**Work required**
Using the records below, locate all lines containing "Users" and return them.

**Data records**
——
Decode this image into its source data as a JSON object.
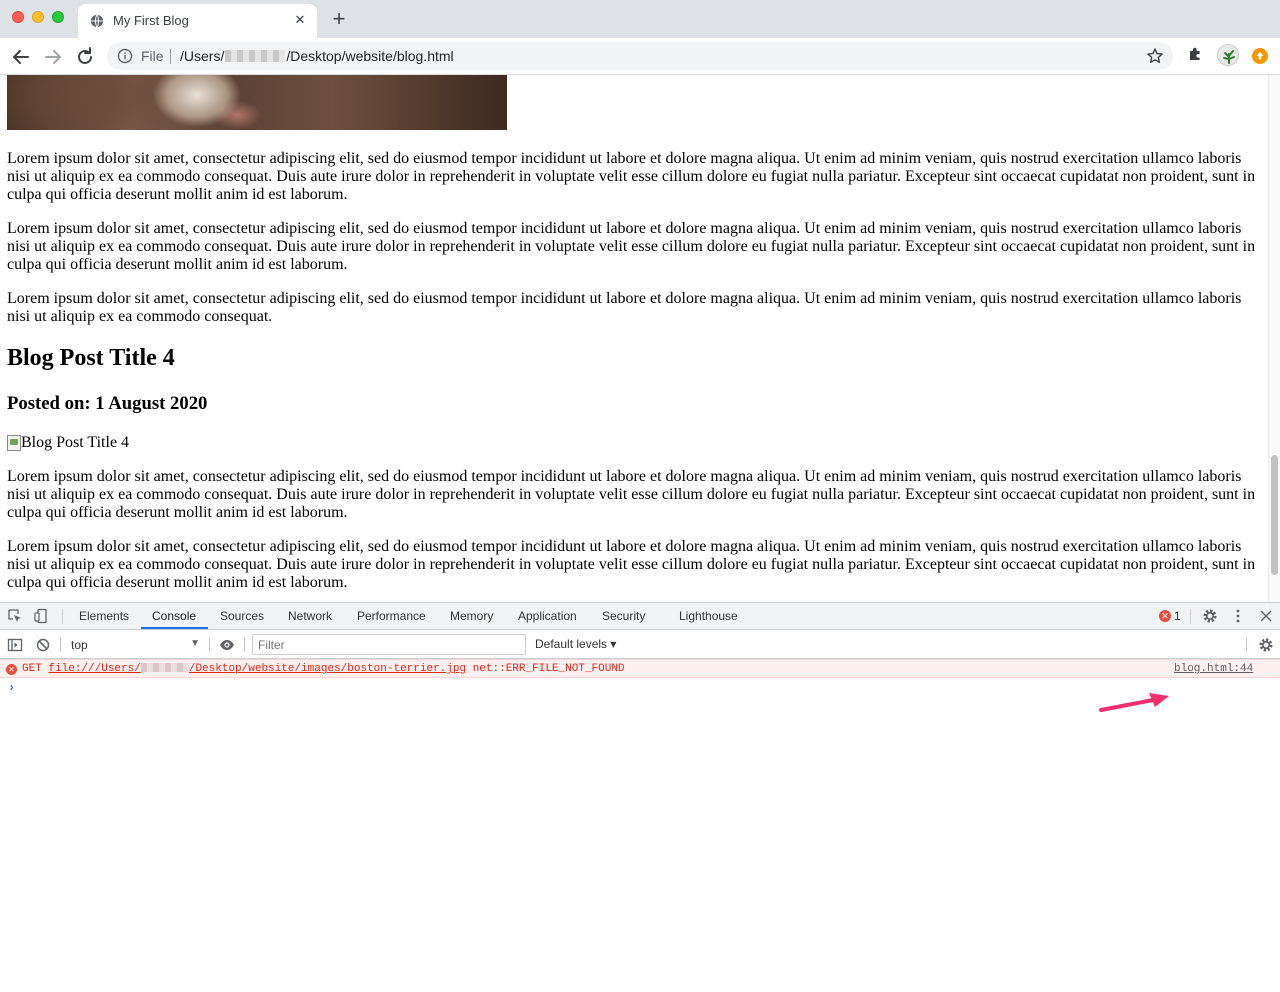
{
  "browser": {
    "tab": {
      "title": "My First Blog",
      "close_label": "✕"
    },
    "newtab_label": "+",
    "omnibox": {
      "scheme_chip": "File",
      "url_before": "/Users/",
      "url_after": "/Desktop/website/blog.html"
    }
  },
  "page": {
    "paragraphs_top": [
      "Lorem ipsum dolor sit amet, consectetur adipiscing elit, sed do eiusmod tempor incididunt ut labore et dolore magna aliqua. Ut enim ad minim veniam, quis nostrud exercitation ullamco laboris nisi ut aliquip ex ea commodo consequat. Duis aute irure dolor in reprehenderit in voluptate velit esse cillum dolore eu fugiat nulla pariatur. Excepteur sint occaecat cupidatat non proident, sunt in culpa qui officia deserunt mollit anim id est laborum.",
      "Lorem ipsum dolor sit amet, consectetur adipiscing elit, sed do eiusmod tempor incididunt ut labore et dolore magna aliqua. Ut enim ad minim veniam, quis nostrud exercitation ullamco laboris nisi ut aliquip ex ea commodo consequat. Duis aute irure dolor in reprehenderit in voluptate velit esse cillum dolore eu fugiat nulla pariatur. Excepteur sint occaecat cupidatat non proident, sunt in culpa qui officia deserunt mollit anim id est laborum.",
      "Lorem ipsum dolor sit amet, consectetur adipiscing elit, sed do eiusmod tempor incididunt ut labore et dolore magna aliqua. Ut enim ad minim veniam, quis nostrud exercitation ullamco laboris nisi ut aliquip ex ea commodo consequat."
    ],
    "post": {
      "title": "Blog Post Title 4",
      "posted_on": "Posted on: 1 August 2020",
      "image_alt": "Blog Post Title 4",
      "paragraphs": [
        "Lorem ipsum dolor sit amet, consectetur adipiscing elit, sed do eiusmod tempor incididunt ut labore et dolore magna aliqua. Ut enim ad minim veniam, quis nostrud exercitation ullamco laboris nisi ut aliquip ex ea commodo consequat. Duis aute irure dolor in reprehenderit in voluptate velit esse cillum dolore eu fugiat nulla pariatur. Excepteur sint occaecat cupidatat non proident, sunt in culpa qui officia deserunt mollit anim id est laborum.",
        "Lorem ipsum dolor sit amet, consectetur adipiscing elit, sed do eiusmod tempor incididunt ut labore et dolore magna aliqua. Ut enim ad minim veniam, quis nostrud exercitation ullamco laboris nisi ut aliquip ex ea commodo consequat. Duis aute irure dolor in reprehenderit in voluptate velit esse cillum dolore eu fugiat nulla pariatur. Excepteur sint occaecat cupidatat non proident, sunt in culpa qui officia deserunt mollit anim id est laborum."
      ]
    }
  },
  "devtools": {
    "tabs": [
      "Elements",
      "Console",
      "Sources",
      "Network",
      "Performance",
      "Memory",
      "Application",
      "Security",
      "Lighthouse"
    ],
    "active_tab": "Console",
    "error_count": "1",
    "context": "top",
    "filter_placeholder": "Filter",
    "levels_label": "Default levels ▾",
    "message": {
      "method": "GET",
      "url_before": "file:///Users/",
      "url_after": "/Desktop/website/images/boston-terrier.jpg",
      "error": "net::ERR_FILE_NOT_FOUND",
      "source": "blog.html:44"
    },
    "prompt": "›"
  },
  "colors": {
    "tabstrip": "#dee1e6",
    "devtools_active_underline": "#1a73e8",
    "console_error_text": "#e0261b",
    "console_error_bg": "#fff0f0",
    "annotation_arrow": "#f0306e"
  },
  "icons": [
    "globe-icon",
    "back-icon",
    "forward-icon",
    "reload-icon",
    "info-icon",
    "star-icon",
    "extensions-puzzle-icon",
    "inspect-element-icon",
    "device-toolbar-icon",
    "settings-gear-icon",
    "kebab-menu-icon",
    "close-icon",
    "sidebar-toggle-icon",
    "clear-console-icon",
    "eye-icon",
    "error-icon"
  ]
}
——
**Answer space**
      "url_before": "/Users/",
      "url_before": "file:///Users/",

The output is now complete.